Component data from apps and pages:
_ _ _ _

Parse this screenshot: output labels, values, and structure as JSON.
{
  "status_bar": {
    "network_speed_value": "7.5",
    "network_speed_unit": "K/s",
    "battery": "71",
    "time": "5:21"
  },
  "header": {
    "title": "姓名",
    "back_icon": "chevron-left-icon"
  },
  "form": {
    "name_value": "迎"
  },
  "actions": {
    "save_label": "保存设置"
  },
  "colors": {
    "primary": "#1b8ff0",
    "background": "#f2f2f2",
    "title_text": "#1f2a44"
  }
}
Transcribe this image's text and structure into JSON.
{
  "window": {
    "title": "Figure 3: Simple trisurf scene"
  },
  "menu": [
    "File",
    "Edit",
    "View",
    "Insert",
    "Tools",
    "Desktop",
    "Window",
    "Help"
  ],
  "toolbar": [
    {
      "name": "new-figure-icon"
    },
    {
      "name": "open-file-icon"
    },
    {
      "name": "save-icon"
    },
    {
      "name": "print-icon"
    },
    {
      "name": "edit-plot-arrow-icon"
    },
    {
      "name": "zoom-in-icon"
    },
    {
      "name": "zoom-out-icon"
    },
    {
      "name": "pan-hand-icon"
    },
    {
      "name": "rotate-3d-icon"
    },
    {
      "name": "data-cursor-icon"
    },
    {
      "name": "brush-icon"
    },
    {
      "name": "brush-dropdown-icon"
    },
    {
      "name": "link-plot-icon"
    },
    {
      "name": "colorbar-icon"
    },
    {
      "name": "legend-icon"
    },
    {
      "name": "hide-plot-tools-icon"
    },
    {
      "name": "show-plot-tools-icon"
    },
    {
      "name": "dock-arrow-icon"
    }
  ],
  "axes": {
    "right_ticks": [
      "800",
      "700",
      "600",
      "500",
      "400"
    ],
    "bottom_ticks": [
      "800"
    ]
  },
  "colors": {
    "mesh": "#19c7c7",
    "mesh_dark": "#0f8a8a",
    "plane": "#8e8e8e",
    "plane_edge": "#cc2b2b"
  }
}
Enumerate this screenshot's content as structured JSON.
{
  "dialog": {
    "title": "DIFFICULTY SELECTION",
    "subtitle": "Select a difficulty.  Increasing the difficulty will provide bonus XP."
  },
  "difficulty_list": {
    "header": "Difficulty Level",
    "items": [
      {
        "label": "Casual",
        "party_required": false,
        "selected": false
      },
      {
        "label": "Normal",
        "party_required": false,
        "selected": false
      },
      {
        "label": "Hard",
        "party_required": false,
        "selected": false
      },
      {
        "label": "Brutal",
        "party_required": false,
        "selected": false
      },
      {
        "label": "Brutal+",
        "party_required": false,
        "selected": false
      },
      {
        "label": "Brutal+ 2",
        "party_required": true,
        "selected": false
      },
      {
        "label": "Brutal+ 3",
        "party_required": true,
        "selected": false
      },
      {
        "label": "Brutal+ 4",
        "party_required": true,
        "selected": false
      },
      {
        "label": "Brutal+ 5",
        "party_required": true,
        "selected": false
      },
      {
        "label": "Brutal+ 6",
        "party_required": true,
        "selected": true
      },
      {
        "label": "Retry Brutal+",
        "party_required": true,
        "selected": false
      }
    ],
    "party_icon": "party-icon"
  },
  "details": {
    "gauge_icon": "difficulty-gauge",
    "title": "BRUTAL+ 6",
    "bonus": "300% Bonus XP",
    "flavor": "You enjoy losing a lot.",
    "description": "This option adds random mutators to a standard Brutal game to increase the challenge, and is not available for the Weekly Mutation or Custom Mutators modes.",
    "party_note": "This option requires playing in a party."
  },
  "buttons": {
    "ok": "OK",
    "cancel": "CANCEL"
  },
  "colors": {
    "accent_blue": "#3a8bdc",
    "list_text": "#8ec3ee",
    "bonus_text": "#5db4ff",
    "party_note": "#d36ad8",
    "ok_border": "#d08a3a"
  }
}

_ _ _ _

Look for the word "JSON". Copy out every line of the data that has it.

Parse this screenshot: output labels, values, and structure as JSON.
Transcribe this image's text and structure into JSON.
Enumerate this screenshot's content as structured JSON.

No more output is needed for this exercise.